READ FULL REPORT: EU Waste Shipment Regulations

EU transition pathway

for a more resilient, sustainable and digital textiles ecosystem

Stakeholder Response

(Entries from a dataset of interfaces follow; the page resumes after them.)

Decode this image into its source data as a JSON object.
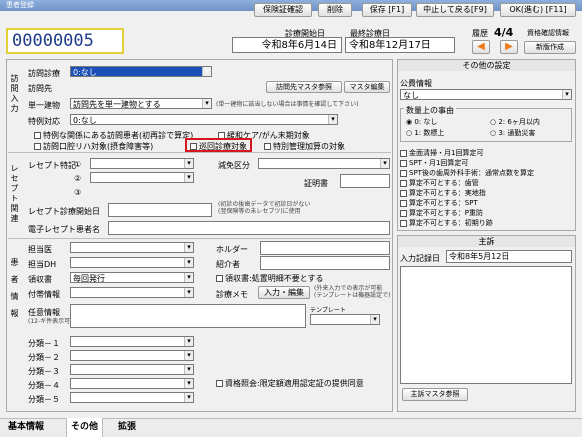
{
  "window": {
    "title": "患者登録"
  },
  "header": {
    "patient_id": "00000005",
    "first_visit_label": "診療開始日",
    "first_visit_value": "令和8年6月14日",
    "last_visit_label": "最終診療日",
    "last_visit_value": "令和8年12月17日",
    "history_label": "履歴",
    "history_value": "4/4",
    "qualification_check": "資格確認情報",
    "new_version": "新版作成"
  },
  "left": {
    "section_label": "訪問入力",
    "visit_clinic_label": "訪問診療",
    "visit_clinic_value": "0:なし",
    "visit_dest_label": "訪問先",
    "visit_dest_master_btn": "訪問先マスタ参照",
    "master_edit_btn": "マスタ編集",
    "single_building_label": "単一建物",
    "single_building_value": "訪問先を単一建物とする",
    "single_building_hint": "(単一建物に該当しない場合は事情を確認して下さい)",
    "special_label": "特例対応",
    "special_value": "0:なし",
    "special_rel_label": "特例な関係にある訪問患者(初再診で算定)",
    "palliative_label": "緩和ケア/がん末期対象",
    "difficult_label": "訪問口腔リハ対象(摂食障害等)",
    "patrol_label": "巡回診療対象",
    "special_mgmt_label": "特別管理加算の対象",
    "receipt_section_label": "レセプト関連",
    "receipt_special_label": "レセプト特記",
    "receipt_special_nums": [
      "①",
      "②",
      "③"
    ],
    "reduction_label": "減免区分",
    "certificate_label": "証明書",
    "receipt_start_label": "レセプト診療開始日",
    "receipt_start_hint": "(初診の後歯データで初診日がない\n(翌保険等の未レセブツ)に使用",
    "e_receipt_name_label": "電子レセプト患者名",
    "patient_section_label": "患者情報",
    "doctor_label": "担当医",
    "dh_label": "担当DH",
    "receipt_issue_label": "領収書",
    "receipt_issue_value": "毎回発行",
    "attached_info_label": "付帯情報",
    "holder_label": "ホルダー",
    "introducer_label": "紹介者",
    "treatment_detail_label": "領収書:処置明細不要とする",
    "clinical_memo_label": "診療メモ",
    "input_edit_btn": "入力・編集",
    "memo_hint": "(外来入力での表示が可能\n(テンプレートは機器設定で)",
    "template_label": "テンプレート",
    "free_info_label": "任意情報",
    "free_info_hint": "(12-ギ件表示可)",
    "classifications": [
      "分類－１",
      "分類－２",
      "分類－３",
      "分類－４",
      "分類－５"
    ],
    "qualification_consent_label": "資格照会:限定額適用認定証の提供同意"
  },
  "right": {
    "other_settings_title": "その他の設定",
    "public_info_label": "公費情報",
    "public_info_value": "なし",
    "quantity_title": "数量上の事由",
    "radios": [
      {
        "label": "0: なし",
        "checked": true
      },
      {
        "label": "2: 6ヶ月以内",
        "checked": false
      },
      {
        "label": "1: 数標上",
        "checked": false
      },
      {
        "label": "3: 通勤災害",
        "checked": false
      }
    ],
    "checks": [
      "金面清掃・月1回算定可",
      "SPT・月1回算定可",
      "SPT後の歯周外科手術：通常点数を算定",
      "算定不可とする：歯管",
      "算定不可とする：実地指",
      "算定不可とする：SPT",
      "算定不可とする：P重防",
      "算定不可とする：初期り跡"
    ],
    "chief_title": "主訴",
    "entry_date_label": "入力記録日",
    "entry_date_value": "令和8年5月12日",
    "chief_master_btn": "主訴マスタ参照"
  },
  "footer": {
    "tabs": [
      "基本情報",
      "その他",
      "拡張"
    ],
    "insurance_check": "保険証確認",
    "delete": "削除",
    "save": "保存 [F1]",
    "cancel_back": "中止して戻る[F9]",
    "ok_next": "OK(進む) [F11]"
  },
  "colors": {
    "accent_yellow": "#e3cf3a",
    "highlight_red": "#d8161f",
    "nav_orange": "#f07b1c"
  }
}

The SHC and reuse industry endorses the key aims of the revised Waste Framework Directive (WFD) and the Waste Shipment Regulations (WSR). Nonetheless, we argue it is important to avoid measures that have unintended consequences, undermining the EU’s core goals of sustainability and circularity. Policies such as preventing the export of sorted and unsorted clothing from Europe will erode the global capacity for reuse. It is through increasing textile reuse and preventing waste that the EU is most likely to achieve the green transformation of the textile sector. The draft EU Waste Regulations and the revised Framework Directive are concerned with reducing the EU’s carbon footprint by preventing unnecessary production of textile waste and ensuring that waste which is generated is dealt with in an environmentally responsible manner. This stakeholder response paper contends that: • Textiles should be processed under and Waste Directive and Shipment Regulations using systems that facilitate the export of unsorted clothes to third countries. Unsorted clothing should be exportable under a certification system that guarantees the items will be dealt with responsibly in the third country, minimising any adverse environmental impact. Sorted clothing must continue being classified as a product rather than waste. • Meeting such goals will be made easier if there is active investment in the reuse and SHC infrastructure of third countries, ensuring that clothing items are processed responsibly whether they are sorted or unsorted. SHC businesses operating in third countries in Asia and Africa have the operational know-how, expertise and credibility to ensure that infrastructure remains effective, helping to deliver the EU’s goals of sustainability and circularity across the globe. • An EU-led auditing mechanism should be established to oversee the process of shipment of unsorted clothes and ensure adequate oversight. Checks should be carried out on sorting facilities themselves which means there would be no requirement for intervention at the level of the member-state. This is a more flexible and less bureaucratic solution to the problem of managing textile waste.

READ FULL REPORT: EU transition pathway for a more resilient, sustainable and digital textiles ecosystem

EU Strategy for Sustainable and Circular Textiles

Stakeholder Response

This paper argues that the Second-Hand Clothing (SHC) sector provides a robust infrastructure and a viable business model for future growth in the sustainability of the textiles industry. The most effective approach to strengthening environmental objectives and circularity in the textiles sector is to maximise the reuse of clothing across Europe, and indeed the globe. Across all of the EU’s policies and regulations, we contend reuse must take precedence to prevent waste and safeguard sustainability.

The EU Strategy on Sustainable and Circular Textiles aims to reduce the environmental impact of the textiles industry, promoting clothing reuse and recycling while limiting the overconsumption of mass-produced clothing.
It is widely anticipated that under the Waste Framework Directive and law for the mandatory collection of textiles which comes into force in 2025, collection rates for post- consumer textiles will increase significantly. Meanwhile, the EU’s Waste Hierarchy emphasises that reuse should be the priority given the focus on waste prevention.

Over the last forty years, the SHC sector has developed a sophisticated model to buy, collect, sort, process and sell second-hand clothing, in so doing helping to reduce carbon emissions and energy use that contribute to global warming. The SHC and reuse industry can help the EU to meet its objectives on sustainability and circularity. The SHC in Europe should be enabled to play its role in ensuring the EU becomes a ‘global trailblazer’ in sustainable and circular textiles. In so doing, the following recommendations are proposed:

READ FULL REPORT: EU Strategy for Sustainable and Circular Textiles